#### WHAT THE TASK ASKS:
Retrieve every line of the data holding the word "this".

[Start of Attachment]

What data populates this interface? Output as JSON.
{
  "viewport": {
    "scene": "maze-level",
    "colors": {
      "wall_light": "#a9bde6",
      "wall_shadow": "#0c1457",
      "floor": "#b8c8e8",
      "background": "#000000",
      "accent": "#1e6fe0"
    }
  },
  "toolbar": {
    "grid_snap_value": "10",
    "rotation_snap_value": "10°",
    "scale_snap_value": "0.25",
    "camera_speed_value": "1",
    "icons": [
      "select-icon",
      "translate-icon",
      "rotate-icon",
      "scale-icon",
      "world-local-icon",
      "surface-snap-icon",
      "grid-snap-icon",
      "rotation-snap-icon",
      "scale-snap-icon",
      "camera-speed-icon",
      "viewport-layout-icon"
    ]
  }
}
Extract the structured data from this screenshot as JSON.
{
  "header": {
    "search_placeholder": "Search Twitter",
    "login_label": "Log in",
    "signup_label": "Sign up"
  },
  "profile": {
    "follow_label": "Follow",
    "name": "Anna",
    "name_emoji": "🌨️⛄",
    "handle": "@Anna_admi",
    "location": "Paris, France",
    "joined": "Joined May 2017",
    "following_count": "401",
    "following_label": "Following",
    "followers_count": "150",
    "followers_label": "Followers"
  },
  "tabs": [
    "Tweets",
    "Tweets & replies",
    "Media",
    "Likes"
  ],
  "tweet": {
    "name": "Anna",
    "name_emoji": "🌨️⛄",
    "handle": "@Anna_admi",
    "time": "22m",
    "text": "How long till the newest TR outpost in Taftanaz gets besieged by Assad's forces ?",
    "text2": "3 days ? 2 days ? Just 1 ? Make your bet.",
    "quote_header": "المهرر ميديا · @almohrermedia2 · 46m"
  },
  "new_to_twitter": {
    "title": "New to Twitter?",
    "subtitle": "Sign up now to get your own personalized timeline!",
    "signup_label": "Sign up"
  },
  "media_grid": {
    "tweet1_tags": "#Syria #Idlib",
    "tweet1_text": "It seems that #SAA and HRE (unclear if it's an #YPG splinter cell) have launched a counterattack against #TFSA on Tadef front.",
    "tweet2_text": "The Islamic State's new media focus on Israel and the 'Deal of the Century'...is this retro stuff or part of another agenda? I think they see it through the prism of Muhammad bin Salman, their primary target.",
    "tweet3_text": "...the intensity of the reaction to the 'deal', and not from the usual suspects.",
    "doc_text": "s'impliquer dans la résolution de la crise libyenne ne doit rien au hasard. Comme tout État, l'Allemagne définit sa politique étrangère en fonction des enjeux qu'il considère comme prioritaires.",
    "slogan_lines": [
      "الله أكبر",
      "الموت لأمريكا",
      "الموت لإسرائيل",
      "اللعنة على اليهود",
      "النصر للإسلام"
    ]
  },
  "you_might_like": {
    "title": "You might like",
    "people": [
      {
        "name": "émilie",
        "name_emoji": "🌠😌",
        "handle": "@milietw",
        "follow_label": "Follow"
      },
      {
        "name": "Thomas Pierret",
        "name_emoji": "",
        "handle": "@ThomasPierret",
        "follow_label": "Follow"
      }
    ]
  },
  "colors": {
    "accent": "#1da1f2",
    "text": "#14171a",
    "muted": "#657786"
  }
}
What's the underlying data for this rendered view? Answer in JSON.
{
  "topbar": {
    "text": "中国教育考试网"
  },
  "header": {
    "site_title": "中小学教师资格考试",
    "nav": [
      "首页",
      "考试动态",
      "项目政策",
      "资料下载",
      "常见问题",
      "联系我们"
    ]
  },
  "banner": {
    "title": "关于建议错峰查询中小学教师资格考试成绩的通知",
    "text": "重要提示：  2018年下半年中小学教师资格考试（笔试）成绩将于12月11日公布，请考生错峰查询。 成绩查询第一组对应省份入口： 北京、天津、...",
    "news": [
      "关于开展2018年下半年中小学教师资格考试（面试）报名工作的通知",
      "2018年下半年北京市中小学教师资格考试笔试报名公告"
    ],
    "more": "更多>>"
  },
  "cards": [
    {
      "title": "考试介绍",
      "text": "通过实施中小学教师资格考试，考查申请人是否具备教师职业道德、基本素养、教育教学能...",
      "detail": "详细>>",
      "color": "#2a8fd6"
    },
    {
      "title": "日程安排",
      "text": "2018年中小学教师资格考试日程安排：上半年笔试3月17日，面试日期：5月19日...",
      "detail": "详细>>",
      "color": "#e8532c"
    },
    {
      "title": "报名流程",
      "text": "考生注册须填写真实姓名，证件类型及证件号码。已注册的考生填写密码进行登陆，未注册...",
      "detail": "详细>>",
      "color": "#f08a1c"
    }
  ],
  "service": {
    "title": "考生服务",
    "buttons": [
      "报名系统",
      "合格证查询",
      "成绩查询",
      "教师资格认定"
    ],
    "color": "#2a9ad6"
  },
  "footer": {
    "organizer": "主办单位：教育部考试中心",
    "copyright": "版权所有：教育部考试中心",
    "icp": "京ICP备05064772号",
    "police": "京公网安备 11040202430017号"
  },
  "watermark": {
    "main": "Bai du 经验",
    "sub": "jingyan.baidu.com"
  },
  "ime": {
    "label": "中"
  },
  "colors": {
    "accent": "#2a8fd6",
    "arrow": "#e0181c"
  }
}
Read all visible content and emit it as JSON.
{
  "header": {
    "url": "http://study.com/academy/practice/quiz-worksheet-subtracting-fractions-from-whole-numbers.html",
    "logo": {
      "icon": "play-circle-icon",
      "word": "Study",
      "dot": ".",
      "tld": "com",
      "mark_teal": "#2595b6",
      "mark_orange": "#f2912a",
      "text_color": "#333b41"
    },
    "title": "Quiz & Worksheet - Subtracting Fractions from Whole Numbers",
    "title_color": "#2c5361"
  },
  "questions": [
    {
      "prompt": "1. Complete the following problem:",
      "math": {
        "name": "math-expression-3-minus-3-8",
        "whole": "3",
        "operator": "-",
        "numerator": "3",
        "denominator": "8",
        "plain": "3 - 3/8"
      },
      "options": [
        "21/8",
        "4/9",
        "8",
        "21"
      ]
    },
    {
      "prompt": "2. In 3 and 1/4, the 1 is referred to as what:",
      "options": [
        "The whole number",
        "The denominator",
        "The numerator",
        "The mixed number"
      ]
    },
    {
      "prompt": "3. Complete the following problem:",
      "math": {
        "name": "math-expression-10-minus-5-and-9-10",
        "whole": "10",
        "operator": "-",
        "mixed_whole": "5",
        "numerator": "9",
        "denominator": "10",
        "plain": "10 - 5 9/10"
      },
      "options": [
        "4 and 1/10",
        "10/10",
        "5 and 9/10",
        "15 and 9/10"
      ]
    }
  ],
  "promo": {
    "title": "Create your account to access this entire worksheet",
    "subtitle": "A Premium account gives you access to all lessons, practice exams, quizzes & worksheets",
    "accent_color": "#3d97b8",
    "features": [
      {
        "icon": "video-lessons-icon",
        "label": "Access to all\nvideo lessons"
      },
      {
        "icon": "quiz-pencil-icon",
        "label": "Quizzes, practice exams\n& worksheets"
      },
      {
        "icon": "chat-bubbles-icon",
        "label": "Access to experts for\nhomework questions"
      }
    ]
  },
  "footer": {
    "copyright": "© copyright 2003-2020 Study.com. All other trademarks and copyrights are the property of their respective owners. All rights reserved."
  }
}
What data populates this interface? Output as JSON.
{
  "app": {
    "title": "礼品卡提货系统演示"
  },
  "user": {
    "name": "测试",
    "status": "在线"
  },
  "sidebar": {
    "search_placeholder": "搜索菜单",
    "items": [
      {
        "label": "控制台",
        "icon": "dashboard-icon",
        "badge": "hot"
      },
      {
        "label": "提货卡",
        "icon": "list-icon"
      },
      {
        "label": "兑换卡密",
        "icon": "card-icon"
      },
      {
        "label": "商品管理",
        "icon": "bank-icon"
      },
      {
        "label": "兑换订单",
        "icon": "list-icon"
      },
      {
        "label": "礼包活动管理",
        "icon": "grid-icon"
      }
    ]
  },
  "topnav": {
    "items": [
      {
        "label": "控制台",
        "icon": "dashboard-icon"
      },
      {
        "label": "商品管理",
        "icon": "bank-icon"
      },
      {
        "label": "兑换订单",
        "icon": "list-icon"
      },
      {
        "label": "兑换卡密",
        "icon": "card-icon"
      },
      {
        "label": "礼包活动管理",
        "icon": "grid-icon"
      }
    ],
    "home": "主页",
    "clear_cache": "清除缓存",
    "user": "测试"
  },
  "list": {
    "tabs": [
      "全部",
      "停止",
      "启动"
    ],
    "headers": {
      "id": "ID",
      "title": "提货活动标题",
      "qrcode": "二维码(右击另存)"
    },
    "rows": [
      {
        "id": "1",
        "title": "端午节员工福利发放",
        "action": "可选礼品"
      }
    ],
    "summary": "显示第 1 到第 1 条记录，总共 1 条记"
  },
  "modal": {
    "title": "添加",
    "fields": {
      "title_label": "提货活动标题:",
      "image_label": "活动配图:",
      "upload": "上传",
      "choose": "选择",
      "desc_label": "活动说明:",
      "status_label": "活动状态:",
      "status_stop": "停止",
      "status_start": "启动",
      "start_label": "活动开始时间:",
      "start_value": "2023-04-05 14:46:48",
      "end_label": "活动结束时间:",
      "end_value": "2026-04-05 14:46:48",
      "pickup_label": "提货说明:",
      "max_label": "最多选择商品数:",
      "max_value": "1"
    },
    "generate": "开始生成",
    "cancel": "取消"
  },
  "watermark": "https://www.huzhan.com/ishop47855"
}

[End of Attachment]

#### YOUR RESPONSE:
What data populates this interface? Output as JSON.
Extract the structured data from this screenshot as JSON.
    "tweet2_text": "The Islamic State's new media focus on Israel and the 'Deal of the Century'...is this retro stuff or part of another agenda? I think they see it through the prism of Muhammad bin Salman, their primary target.",
What's the underlying data for this rendered view? Answer in JSON.
    "title": "Create your account to access this entire worksheet",
What data populates this interface? Output as JSON.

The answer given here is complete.